Bloch believes that in order but investing in bitcoin now is
for bitcoin to become a univer- unwise.
sally trusted and used curren- "Bitcoin has no long-run future
cy, more commercial retailers because government-sponsored
must start accepting it as a form electronic money will displace it,"
of payment. Websites such as Kimball wrote in an e-mail.
Overstock.com, OKCupid, and Goci also said bitcoin may
Wordpress are currently accept- eventually be replaced by a differ-
ing bitcoin. ent cryptocurrency.
In the Metro Detroit area, "I think bitcoin is just a step-
there are a few merchants who ping stone to a different crypto-
have recently begun accepting currency that will finally become
bitcoin. However, there are cur- the one that's accepted in the
rently no Ann Arbor businesses marketplace," Goci said. "The
that accept bitcoin, Bloch said. next one will be the one that's
The Bronx Deli in Farmington accepted by the masses."
Hills has been accepting bitcoin
since November 2011.
University alum Scott Goci,
developer at Alfa Jango, a web-
based consulting company in
Ann Arbor, agreed with Bloch b
that the spread of
bitcoin depends
on more brick-
retailers accept-
ing it as a form of

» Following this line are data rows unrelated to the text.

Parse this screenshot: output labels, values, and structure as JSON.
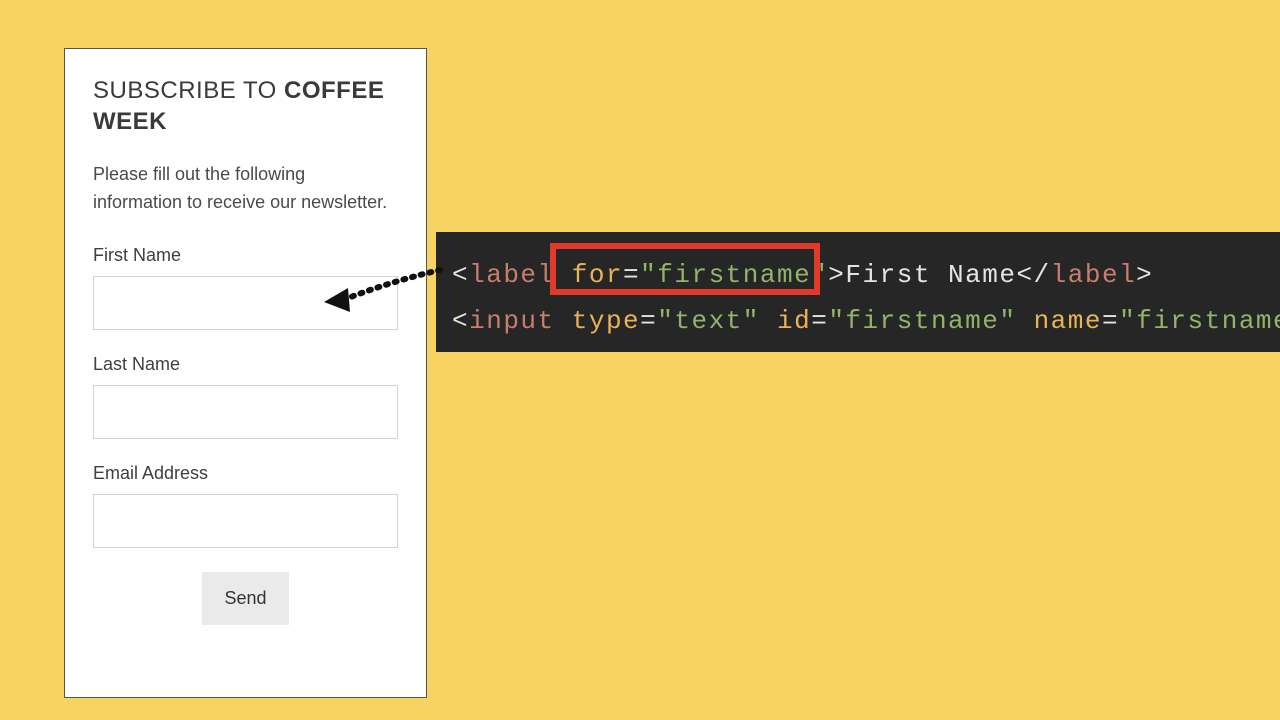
{
  "form": {
    "title_prefix": "SUBSCRIBE TO ",
    "title_bold": "COFFEE WEEK",
    "description": "Please fill out the following information to receive our newsletter.",
    "first_name_label": "First Name",
    "last_name_label": "Last Name",
    "email_label": "Email Address",
    "first_name_value": "",
    "last_name_value": "",
    "email_value": "",
    "send_label": "Send"
  },
  "code": {
    "line1": {
      "open_bracket": "<",
      "tag": "label",
      "space1": " ",
      "attr": "for",
      "eq": "=",
      "str": "\"firstname\"",
      "close_bracket": ">",
      "text": "First Name",
      "open_bracket2": "</",
      "tag2": "label",
      "close_bracket2": ">"
    },
    "line2": {
      "open_bracket": "<",
      "tag": "input",
      "space1": " ",
      "attr1": "type",
      "eq1": "=",
      "str1": "\"text\"",
      "space2": " ",
      "attr2": "id",
      "eq2": "=",
      "str2": "\"firstname\"",
      "space3": " ",
      "attr3": "name",
      "eq3": "=",
      "str3": "\"firstname\"",
      "close_bracket": ">"
    }
  }
}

"It's great if they can use science
to think in terms of artistic vision,
and I think it can help them enjoy
and understand in another way
what they do," Spencer said. "Itm
hopingsome of the contestants will
continue to create and exhibit."
LSA senior Trisha Paul won
the grand prize for her collage,
titled "I Will Wear My Heart
Upon My Sleeve." She said she
created the work, which detailed
four different samples of tissues,
all resembling hearts, before she
was aware of the contest.
"What I love is the whole idea of
expressing your emotions openly

and freely, and I think my col-
lage demonstrates that the heart
shape-the shape we commonly
associate with the heart - can exist
elsewhere in the body," Paul said.
"Love and passion are things that
exist throughout the body, not just
in the heart."
Paul added that her experiences
in both humanities and science
have complemented each other at
the University.
"Studying English has helped
me to better understand science,
and studying science has helped
me to have abetter vocabulary and
to better communicate what I'm
doing in English," Paul said.

Back to Top

© 2021 Regents of the University of Michigan